A new documentary entitled "The Internet's Own Boy" has been released looking into the life and achievements of internet activist and programmer Aaron Swartz, who became a martyr after tragically taking his life on 11 January 2013.

Director Brian Knappenberger, who was behind "We Are Legion: The Story of the Hacktivists" about the hacktivist group Anonymous, takes a look at how the failings made by those in charge of implementing internet laws in the US led to the death of Swartz.

A key point worth noting is that the film skirts the topic of depression and suicide, but it does make a strong point about how big companies deal with copyright violations against individuals, as well as the importance of free thought and social justice amid innovation.

An internet pioneer

Swartz, 26, was well known for helping to develop the web feed format RSS and for co-founding popular social bookmarking website Reddit.

He was also extremely active in campaigning for freedom of information on the internet and helped to prevent the Stop Online Piracy Act (SOPA) from being passed by Congress, which would have made it easier for the US government to shut down websites accused of violating copyright.

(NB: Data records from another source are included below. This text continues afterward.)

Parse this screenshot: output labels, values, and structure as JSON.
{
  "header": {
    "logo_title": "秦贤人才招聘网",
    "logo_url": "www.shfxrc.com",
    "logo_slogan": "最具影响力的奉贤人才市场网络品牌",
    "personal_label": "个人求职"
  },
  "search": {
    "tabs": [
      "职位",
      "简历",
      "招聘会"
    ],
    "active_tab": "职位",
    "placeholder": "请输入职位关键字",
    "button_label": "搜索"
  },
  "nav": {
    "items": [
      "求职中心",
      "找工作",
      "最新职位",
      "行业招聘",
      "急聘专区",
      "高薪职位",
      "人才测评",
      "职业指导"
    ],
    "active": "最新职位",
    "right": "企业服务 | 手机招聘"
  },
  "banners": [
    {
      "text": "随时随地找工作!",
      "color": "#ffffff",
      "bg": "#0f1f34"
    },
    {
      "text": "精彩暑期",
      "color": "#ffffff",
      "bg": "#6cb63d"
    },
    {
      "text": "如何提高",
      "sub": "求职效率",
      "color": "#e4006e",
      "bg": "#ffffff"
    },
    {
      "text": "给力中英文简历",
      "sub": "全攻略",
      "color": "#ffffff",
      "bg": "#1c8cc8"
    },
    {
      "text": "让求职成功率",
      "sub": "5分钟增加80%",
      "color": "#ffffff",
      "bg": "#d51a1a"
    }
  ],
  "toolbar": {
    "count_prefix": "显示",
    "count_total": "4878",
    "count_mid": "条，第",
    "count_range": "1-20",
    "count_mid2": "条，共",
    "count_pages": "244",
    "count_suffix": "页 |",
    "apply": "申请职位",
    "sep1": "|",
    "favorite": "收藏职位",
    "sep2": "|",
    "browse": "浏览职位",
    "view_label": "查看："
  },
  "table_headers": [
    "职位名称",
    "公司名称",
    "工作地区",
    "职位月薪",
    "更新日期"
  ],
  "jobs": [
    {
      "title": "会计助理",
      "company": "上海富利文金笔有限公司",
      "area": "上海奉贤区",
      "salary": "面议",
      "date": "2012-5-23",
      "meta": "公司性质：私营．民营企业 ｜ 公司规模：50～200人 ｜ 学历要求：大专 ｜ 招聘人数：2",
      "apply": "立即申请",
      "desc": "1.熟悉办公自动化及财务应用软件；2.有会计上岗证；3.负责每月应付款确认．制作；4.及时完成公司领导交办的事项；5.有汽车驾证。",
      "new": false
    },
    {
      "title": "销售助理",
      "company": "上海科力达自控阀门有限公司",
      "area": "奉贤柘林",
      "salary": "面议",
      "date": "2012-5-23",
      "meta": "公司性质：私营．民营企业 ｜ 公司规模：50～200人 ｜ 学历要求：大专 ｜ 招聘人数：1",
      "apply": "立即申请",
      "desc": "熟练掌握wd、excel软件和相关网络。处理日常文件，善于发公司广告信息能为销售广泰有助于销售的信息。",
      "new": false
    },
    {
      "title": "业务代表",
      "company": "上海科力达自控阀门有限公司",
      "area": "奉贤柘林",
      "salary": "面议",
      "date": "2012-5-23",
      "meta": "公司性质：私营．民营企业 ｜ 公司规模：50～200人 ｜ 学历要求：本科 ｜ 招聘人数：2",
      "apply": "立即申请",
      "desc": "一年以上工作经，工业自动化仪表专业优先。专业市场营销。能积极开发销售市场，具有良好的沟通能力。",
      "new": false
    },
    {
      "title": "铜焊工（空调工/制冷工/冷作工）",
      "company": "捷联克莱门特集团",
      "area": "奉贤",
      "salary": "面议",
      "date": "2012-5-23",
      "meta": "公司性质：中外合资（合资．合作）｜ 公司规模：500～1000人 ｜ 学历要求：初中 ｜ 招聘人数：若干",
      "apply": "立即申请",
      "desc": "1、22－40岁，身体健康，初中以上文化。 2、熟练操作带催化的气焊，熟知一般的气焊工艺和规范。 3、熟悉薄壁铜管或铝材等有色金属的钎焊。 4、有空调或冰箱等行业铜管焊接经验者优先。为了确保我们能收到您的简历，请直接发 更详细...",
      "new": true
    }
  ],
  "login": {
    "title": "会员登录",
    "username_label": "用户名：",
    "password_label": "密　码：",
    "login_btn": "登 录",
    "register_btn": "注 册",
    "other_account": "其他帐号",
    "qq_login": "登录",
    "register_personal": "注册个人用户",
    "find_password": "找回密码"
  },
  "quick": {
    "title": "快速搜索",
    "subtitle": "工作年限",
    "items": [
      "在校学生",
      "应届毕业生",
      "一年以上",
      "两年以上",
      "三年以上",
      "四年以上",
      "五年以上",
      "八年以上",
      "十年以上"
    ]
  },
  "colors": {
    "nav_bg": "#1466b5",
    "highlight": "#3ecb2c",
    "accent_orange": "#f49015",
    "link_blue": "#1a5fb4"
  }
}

In 2011, Swartz was charged with wire fraud and 11 violations of the Computer Fraud and Abuse Act for downloading almost four million academic journals from digital storage library JSTOR and uploading them for the public to download for free.

After refusing a plea bargain and having his counter-offer rejected by federal prosecutors, Swartz hanged himself in his New York apartment.

Many internet activists consider his death a great loss, and a key reminder of the need to fight for a democratic and open source internet where a price isn't put on information.

Crowd-funded film

Knappenberger began working on his documentary last year and launched a Kickstarter campaign to help fund it at the end of April, which raised $93,724 (£55,086) from the original $75,000 goal.

"In January, I happened to be at a conference surrounded by friends of Aaron Swartz, when news broke about his passing. The response was overwhelming. I started recording people's reactions, the considerable depth of emotion," said Knappenberger in the Kickstarter video.

"What we're creating is not meant to be a memorial of Aaron, but a larger investigative approach that goes beyond his story. In many ways, Aaron was a complex kid thrown onto a larger stage, but his small story played out against a much larger backdrop where privacy and access to information is changing dramatically."

Knappenberger said last year that he hoped to be able to have a limited movie theatre release for The Internet's Own Boy, in order to get Swartz's story in front of as many people as possible, and in that, he has been successful.

In addition to being part of the 2014 Sundance Festival's official selection, the film will be screened in 19 cinemas across the US and Canada.

Netizens in the US can also watch The Internet's Own Boy instantly online on demand, on Vimeo, iTunes, Amazon instant video, Google Play, Xbox Video and Sony Entertainment Network.

For people outside the US, Knappenberger will be releasing the film for free on a creative commons licence in the near future.

Internet users are also encouraged to sign a petition calling for better oversight into misconduct by federal attorneys.